Exercise aim: All of the records must be set down again word for word.

Dataset extract:
◆ ◆ ◆ ◆ ◆

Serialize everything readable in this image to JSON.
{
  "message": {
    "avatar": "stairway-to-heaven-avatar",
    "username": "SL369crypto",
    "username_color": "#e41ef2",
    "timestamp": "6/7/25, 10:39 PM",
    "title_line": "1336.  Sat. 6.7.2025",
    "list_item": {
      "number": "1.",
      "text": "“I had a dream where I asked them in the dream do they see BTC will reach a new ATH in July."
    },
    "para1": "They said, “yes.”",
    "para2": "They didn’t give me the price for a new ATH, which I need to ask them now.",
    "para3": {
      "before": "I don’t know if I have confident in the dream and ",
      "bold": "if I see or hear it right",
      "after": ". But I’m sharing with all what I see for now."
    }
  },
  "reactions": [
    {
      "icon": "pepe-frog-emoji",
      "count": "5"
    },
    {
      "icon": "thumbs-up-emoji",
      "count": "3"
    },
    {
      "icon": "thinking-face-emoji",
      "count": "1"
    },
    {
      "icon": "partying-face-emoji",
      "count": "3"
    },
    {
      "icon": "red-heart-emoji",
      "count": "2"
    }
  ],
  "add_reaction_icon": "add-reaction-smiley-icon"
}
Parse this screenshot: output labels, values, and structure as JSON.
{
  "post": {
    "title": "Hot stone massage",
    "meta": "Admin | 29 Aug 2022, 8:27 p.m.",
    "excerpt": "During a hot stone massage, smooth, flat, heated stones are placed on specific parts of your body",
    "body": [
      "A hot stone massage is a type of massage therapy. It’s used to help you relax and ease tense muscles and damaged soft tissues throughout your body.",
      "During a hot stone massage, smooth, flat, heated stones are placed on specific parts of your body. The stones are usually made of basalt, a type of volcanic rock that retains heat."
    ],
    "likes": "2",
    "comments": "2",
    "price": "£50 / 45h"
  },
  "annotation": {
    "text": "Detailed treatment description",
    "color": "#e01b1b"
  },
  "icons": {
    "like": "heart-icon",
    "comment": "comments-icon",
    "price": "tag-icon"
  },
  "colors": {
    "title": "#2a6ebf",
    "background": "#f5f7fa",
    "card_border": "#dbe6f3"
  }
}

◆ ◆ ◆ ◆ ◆

Written answer:
Serialize everything readable in this image to JSON.
{
  "message": {
    "avatar": "stairway-to-heaven-avatar",
    "username": "SL369crypto",
    "username_color": "#e41ef2",
    "timestamp": "6/7/25, 10:39 PM",
    "title_line": "1336.  Sat. 6.7.2025",
    "list_item": {
      "number": "1.",
      "text": "“I had a dream where I asked them in the dream do they see BTC will reach a new ATH in July."
    },
    "para1": "They said, “yes.”",
    "para2": "They didn’t give me the price for a new ATH, which I need to ask them now.",
    "para3": {
      "before": "I don’t know if I have confident in the dream and ",
      "bold": "if I see or hear it right",
      "after": ". But I’m sharing with all what I see for now."
    }
  },
  "reactions": [
    {
      "icon": "pepe-frog-emoji",
      "count": "5"
    },
    {
      "icon": "thumbs-up-emoji",
      "count": "3"
    },
    {
      "icon": "thinking-face-emoji",
      "count": "1"
    },
    {
      "icon": "partying-face-emoji",
      "count": "3"
    },
    {
      "icon": "red-heart-emoji",
      "count": "2"
    }
  ],
  "add_reaction_icon": "add-reaction-smiley-icon"
}
Parse this screenshot: output labels, values, and structure as JSON.
{
  "post": {
    "title": "Hot stone massage",
    "meta": "Admin | 29 Aug 2022, 8:27 p.m.",
    "excerpt": "During a hot stone massage, smooth, flat, heated stones are placed on specific parts of your body",
    "body": [
      "A hot stone massage is a type of massage therapy. It’s used to help you relax and ease tense muscles and damaged soft tissues throughout your body.",
      "During a hot stone massage, smooth, flat, heated stones are placed on specific parts of your body. The stones are usually made of basalt, a type of volcanic rock that retains heat."
    ],
    "likes": "2",
    "comments": "2",
    "price": "£50 / 45h"
  },
  "annotation": {
    "text": "Detailed treatment description",
    "color": "#e01b1b"
  },
  "icons": {
    "like": "heart-icon",
    "comment": "comments-icon",
    "price": "tag-icon"
  },
  "colors": {
    "title": "#2a6ebf",
    "background": "#f5f7fa",
    "card_border": "#dbe6f3"
  }
}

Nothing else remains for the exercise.